Technical Abstract: Glandless cotton can be grown for cottonseed free of toxic gossypol to be used as food and feed for non-ruminant animals. However, one of the most important limiting factors preventing its commercial production is its higher insect damage than conventional glanded cotton. Thrips is the one of the most important insect pests in the early growing season that may cause yield losses. In this study, 28, 29, 26, and 2 glandless cotton lines were compared with glanded control Acala 1517-08 and other glanded lines for resistance to the Western flower thrips, Frankliniella occidentalis (Pergande) in four replicated field tests each containing 32 genotypes. In the same field, 28 glanded commercial cultivars and 78 glanded breeding lines were compared with Acala 1517-08 and Acala 1517-99 in three other tests with 32 genotypes each. The experimental layouts allowed a comprehensive comparative analysis of thrips resistance within and between glandless and glanded cotton. Overall, glandless cotton had similar or lower thrips damage than glanded cotton, indicating that the glandless trait may serve as a genetic factor for suppressing thrips damage. As compared with Acala 1517-08 which represented one of the most thrips resistant genotypes among glanded cotton tested, glandless Acala GLS and many selections from glandless germplasm were more resistant, while some were similar to Acala 1517-08, indicating that genetic factors other than the glandless trait also affect thrips resistance in cotton. The estimates for broad-sense heritability for thrips resistance were moderate, indicating that thrips resistance is selectable.
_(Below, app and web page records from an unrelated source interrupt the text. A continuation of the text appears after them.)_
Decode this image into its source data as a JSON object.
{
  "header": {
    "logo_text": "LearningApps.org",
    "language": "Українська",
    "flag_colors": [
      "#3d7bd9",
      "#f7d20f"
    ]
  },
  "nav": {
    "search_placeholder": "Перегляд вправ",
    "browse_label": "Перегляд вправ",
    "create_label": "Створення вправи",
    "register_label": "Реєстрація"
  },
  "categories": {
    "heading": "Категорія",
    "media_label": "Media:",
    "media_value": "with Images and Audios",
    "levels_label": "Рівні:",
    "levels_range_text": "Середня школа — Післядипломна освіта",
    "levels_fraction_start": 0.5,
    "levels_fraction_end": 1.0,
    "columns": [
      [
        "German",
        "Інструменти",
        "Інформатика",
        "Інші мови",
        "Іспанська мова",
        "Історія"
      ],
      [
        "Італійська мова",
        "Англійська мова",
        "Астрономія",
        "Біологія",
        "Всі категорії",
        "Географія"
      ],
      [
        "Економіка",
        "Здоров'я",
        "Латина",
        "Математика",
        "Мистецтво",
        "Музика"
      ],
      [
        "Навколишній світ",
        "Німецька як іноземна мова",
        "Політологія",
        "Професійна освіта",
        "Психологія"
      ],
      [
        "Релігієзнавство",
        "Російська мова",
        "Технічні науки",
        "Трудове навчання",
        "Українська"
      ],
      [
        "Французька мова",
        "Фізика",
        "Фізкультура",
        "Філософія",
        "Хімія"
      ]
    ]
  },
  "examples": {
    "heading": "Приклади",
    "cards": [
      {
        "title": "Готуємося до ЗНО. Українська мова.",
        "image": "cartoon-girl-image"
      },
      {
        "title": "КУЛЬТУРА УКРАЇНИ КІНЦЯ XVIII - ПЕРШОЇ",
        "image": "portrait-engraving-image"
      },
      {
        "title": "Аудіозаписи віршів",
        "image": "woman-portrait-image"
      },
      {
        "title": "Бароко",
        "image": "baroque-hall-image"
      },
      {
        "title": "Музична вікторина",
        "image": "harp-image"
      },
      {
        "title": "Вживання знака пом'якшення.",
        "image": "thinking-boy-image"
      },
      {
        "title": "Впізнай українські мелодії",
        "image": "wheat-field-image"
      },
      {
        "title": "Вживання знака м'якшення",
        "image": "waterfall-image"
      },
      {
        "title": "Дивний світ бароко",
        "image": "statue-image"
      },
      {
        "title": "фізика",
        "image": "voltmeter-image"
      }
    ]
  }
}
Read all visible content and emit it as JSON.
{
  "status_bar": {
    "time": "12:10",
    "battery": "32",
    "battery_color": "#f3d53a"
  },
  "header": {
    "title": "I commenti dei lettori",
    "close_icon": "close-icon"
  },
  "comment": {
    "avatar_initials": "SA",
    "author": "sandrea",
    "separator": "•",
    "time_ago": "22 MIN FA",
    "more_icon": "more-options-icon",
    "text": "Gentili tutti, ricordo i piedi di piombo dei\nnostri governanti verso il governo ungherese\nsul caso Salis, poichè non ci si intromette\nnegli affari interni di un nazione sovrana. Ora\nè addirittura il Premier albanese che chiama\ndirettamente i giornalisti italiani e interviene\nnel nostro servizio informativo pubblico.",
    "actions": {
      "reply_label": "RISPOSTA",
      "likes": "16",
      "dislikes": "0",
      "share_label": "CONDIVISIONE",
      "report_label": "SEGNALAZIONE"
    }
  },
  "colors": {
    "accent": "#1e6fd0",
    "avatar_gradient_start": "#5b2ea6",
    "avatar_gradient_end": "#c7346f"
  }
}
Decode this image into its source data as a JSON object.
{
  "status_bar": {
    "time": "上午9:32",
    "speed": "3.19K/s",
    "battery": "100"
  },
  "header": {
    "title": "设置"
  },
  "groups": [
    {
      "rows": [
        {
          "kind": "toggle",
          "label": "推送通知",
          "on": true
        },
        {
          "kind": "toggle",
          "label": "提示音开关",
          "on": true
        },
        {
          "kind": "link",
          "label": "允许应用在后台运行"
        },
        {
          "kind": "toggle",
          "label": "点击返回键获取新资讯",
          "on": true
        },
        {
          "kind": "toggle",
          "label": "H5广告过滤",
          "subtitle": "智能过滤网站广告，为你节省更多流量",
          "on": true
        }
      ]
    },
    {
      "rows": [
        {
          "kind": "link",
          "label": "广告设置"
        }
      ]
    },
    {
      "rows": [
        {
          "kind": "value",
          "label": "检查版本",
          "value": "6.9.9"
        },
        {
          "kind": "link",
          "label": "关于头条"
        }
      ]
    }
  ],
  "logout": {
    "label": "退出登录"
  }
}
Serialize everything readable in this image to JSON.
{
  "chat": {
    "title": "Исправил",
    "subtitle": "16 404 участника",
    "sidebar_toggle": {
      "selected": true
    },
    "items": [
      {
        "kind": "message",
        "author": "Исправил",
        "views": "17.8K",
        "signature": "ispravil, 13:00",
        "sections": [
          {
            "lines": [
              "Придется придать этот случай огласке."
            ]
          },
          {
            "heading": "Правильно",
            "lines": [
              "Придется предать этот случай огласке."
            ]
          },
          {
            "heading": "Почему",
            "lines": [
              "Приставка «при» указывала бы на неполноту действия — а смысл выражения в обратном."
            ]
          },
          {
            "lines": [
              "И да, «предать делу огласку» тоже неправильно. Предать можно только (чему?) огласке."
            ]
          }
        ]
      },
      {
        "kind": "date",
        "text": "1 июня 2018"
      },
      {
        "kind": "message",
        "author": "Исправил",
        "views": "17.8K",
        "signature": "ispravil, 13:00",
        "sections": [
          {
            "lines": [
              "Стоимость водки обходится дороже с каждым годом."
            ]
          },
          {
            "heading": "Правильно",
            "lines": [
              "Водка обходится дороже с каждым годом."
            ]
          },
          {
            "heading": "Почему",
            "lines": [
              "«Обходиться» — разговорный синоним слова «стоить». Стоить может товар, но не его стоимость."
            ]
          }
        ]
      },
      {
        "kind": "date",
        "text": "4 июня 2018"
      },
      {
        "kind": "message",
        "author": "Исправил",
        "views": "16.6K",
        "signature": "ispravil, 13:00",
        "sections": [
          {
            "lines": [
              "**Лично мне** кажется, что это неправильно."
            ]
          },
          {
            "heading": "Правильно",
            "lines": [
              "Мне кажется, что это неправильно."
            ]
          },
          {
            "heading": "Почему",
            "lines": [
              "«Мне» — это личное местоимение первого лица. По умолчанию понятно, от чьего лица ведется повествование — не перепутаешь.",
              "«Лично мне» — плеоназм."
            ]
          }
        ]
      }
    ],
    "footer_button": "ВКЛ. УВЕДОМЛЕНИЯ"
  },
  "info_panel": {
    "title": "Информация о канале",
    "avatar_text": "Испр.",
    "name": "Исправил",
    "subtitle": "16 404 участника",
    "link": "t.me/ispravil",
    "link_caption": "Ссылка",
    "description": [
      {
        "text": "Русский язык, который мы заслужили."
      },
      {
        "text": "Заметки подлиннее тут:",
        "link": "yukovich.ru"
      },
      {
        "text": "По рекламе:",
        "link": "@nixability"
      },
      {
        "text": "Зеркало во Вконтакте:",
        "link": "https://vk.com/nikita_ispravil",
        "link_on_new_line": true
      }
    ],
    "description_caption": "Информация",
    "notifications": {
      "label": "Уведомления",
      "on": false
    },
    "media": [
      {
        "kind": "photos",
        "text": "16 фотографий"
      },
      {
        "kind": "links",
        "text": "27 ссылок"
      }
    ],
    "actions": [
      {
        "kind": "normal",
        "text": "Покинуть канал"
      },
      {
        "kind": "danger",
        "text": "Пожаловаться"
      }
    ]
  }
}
This is corroborated by the identification of many thrips resistant lines from a cross between Acala 1517-08 and Acala GLS. This study has laid a foundation for a more detailed study using most resistant lines with desirable agronomic traits in multiple environments.